We are proud and excited to have renewed our NIH R01 grant entitled “Mechanisms of Cell Shape Change in Cytokinesis.” This funding will allow us to explore the molecular and mechanical mechanisms of time-delayed negative feedback in the actomyosin contractile cytoskeleton that underlie the dynamics we recently discovered, including speed oscillations. Current lab members Michael Werner, Daniel Cortes, and Katie Rehain-Bell contributed the preliminary results that made this proposal a success.
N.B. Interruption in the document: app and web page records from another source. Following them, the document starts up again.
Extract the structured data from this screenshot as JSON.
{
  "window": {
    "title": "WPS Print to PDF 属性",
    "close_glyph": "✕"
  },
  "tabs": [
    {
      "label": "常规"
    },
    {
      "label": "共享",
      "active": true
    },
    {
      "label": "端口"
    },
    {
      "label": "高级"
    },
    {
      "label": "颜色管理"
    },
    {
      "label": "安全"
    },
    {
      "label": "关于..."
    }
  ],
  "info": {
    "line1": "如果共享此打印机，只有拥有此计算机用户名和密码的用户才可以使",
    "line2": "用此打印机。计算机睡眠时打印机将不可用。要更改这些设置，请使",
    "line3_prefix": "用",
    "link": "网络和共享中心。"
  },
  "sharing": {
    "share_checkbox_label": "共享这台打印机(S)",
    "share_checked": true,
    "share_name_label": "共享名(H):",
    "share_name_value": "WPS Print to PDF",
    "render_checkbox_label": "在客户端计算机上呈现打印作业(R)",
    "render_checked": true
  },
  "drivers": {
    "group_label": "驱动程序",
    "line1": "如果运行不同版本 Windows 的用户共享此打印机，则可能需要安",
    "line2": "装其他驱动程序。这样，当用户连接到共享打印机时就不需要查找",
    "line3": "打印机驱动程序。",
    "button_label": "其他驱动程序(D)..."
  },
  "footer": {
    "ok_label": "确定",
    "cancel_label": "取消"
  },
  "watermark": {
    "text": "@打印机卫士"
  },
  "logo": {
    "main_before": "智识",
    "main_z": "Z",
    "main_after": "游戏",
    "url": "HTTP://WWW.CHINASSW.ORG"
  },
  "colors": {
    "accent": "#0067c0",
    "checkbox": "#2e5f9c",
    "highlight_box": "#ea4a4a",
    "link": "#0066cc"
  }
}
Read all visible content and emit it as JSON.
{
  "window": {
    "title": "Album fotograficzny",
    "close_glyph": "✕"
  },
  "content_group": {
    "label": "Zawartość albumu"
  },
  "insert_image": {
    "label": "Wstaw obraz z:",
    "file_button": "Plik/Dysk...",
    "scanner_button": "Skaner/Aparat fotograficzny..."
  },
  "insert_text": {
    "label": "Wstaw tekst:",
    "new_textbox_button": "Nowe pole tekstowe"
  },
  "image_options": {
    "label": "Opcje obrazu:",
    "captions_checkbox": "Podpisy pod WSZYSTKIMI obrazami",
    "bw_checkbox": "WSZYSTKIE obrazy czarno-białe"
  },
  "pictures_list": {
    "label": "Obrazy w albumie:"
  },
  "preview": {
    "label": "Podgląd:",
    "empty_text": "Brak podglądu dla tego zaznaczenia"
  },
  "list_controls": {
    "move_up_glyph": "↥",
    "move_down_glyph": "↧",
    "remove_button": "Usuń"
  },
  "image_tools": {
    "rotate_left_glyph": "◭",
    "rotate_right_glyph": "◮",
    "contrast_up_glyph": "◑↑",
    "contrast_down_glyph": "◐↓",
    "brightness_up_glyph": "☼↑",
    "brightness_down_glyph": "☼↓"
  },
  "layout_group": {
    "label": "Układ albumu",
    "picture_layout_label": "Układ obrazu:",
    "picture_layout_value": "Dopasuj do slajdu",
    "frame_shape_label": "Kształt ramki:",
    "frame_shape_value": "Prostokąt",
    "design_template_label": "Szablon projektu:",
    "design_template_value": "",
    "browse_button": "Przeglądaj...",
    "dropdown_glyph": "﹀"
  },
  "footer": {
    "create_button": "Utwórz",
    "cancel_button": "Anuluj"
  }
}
As a member of the executive committee of MiBio, Amy Shaub Maddox, together with colleagues Dale Ramsden (Director), Ben Major and Jean Cook, is pleased to announce the funding of a new NIH T32 Training Program in Cell Biology: Mechanistic, Interdisciplinary Studies of Biological Systems. MiBio will provide enriching training experiences including a cross-campus curated seminar club, a retreat, a symposium, IDP-check-up mentoring, and an interactive Ask-an-Expert platform.
Anna Glasgow, who teaches middle school science in Carrboro, NC, was awarded a Kenan Fellowship from the Kenan Fellows Program for Teacher Leadership. Amy’s NSF grant supports the selection and hosting of one fellow each summer. During her 3 weeks in the lab, Anna will learn about the use of C. elegans as a model animal for cell and developmental studies. Hands on experience with worms and the biology of asymmetric cell divisions and cell differentiation will help Anna integrate these concepts with her curriculum on cell division and cancer.
Paul was awarded a prestigious Whitman Fellowship by the Marine Biological Labs. We will spend the summer comparing and innovating different light imaging modalities, peering at new and familiar animal samples, and hearing about the hottest ongoing research from other visiting scientists at this science utopia on the southern tip of Massachusetts’ Cape Cod.
So many awesome undergrads were associated with the MDX labs the past semester, it took us two evenings to celebrate them all. Some graduated UNC the other day; others will be back for more high quality research. Thanks, Sean, Cole, Ricky and Ethan! (Nick, Adam, Connie, Becca, Shilpa, Jake, Young and Kishan not pictured here.)